There isn’t a copywriter or marketer on the planet who doesn’t face the blank page monster from time-to-time.
Here’s the typical scenario…
You have to write an ad, email or landing page. You need to get that done today. Yet, try as you might, you just can’t string any words together. The ideas won’t come. And all the while, the unfeeling glow of the WORD doc page is beaming back at you, menacingly.
The good news is, there are many practical techniques for getting those first few sentences onto the page quickly—and ultimately getting into the flow.
I’m sure you’ve heard of some of those: create a mind map, sketch out an outline, freewrite, use a template, etc. But if those popular techniques aren’t working for you, here are five more that can often bring that blank page monster to heel.
1. Begin with anything.
Most copywriters say that once they nail the first few sentences, the rest of the marketing piece comes more easily. So, try that. Just skip the “nail it” part! Write an imperfect opener. Start with anything—a question, fact, statement, example—and then just keep writing. You can always go back and revise or completely change the opener later.
2. Play with bullets.
This technique works well if you know what you want to say but are struggling with how to say it. Simply create a bullet list of the key points and then move them around until a persuasive sequence emerges. Next, look at your first couple of bullets and play with ways to communicate those points with impact. Before you know it, you’ll have written your opener. Then all you have to do is keep going, turning the rest of your list into motivating copy.
3. Paint the promise.
Fellow copywriting expert Joanna Wiebe once said that, when writing copy, you’re essentially selling your prospects a better version of themselves. (I couldn’t agree more.) That insight reveals a fast way to jump into your copy. Begin by painting a picture of that “better version” you’re promising the prospect. Make it as vivid and enticing as possible. Then, explain how your product or service can make that happen, by presenting the features, benefits, differences, proof, etc.
4. Skip the opener, for now.
Who says you have to write the headline first? Or those first few sentences? If you’re stuck trying to craft your opener, just skip that and move on to another section. Jump in and write the bullet list, the differentiation paragraph, the call-to-action, anything. Think of your marketing piece as a canvas where you can place your brush anywhere and just begin. Soon, you’ll see the copy coming together.
5. Talk it through.

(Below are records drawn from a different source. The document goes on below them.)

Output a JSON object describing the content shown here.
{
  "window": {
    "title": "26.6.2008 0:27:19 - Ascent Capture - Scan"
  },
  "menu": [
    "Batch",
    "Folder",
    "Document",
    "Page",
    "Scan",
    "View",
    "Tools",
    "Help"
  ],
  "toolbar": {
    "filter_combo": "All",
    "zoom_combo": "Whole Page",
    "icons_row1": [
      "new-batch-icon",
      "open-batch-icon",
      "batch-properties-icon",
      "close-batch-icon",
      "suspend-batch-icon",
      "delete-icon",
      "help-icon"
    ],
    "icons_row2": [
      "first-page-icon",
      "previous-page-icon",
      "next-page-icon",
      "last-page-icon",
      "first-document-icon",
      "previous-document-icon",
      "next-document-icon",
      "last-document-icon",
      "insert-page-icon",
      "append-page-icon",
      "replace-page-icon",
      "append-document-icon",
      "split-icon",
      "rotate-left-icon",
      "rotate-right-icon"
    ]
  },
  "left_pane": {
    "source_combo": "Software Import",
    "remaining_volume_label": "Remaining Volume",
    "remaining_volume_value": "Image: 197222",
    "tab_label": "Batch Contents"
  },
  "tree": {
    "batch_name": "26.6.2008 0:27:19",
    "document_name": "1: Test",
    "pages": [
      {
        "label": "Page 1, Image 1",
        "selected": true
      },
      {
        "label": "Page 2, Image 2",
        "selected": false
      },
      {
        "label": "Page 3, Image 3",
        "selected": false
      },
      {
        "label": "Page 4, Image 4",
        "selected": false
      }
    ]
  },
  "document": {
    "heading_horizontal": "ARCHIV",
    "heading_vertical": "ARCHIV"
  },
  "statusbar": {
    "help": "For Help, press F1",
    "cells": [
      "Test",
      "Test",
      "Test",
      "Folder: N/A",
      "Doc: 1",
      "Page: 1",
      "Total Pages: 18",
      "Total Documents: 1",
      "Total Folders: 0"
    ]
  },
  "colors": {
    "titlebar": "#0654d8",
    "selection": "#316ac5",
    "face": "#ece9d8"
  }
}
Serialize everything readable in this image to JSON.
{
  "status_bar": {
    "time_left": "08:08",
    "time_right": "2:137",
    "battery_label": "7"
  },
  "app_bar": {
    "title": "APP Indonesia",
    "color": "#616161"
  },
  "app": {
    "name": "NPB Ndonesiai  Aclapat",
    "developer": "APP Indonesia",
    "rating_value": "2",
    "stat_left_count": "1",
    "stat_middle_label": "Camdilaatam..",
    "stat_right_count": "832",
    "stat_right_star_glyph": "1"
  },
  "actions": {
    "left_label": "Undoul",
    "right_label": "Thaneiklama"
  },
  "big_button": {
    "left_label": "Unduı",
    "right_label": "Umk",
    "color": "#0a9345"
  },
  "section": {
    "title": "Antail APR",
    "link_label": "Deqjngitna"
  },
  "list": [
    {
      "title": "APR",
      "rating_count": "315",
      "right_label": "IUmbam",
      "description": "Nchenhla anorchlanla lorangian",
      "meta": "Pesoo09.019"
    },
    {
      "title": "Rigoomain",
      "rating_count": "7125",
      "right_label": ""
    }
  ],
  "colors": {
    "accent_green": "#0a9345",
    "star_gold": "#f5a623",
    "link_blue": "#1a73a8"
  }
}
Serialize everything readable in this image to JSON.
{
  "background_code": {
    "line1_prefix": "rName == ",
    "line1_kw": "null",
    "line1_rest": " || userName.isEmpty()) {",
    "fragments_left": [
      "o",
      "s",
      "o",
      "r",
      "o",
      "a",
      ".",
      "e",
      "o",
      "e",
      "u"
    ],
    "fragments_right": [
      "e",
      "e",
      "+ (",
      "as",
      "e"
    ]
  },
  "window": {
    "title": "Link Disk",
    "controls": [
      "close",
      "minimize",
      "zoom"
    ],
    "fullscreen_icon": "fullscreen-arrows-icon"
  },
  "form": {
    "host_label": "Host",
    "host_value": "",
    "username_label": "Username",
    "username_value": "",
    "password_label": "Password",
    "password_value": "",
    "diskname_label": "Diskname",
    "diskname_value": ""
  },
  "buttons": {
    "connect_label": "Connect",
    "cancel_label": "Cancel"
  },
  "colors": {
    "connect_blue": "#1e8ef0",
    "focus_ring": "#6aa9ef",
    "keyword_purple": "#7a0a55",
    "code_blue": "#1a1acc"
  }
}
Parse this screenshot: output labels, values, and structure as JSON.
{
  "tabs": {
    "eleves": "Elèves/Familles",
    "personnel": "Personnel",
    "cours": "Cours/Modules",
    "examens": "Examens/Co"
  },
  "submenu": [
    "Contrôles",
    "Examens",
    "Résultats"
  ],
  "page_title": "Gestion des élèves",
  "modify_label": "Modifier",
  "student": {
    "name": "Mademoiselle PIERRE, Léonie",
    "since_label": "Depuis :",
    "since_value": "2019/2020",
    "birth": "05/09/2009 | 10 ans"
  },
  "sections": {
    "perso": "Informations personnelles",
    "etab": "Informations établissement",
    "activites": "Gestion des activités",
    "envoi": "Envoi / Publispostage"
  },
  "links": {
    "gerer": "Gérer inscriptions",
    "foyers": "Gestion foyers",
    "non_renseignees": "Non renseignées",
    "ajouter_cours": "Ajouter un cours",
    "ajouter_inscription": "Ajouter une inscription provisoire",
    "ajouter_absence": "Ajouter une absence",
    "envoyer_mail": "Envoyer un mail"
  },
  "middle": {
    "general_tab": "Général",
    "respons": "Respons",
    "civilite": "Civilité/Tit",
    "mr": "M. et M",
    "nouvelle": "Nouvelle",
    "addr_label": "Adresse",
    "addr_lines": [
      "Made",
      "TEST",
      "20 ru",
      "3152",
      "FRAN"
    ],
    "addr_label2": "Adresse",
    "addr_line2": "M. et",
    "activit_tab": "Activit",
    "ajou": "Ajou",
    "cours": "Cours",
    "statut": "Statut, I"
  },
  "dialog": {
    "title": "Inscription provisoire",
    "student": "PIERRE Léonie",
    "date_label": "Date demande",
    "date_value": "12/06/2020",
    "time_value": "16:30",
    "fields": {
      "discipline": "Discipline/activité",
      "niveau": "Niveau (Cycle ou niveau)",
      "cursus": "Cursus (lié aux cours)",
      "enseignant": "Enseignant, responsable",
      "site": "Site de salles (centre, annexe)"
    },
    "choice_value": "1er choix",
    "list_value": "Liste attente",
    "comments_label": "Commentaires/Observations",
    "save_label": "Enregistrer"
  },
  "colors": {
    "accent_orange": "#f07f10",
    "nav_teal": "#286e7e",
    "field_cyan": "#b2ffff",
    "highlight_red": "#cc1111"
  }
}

Recently, during a corporate training session (via ZOOM), a marketing manager said she was struggling to write a promotional email. I said, “Talk me through what you need to say to motivate the prospect to click.” She then proceeded to do just that as I transcribed her words onto a whiteboard. What emerged, in just minutes, was a solid first draft that needed only a little tweaking. So, if you’re struggling to write your copy, try talking it through. (No one ever gets “talker’s block”.) Before you know it, you might have a decent rough draft.
The blank page monster isn’t going anywhere. It’ll always be lurking, ready to pounce whenever we have an important email, ad or sales page to write. When that happens, try one of these techniques. Just getting a few ideas or copy lines onto the page is often enough to get that monster to skedaddle.
This article was originally published in LinkedIn Pulse here.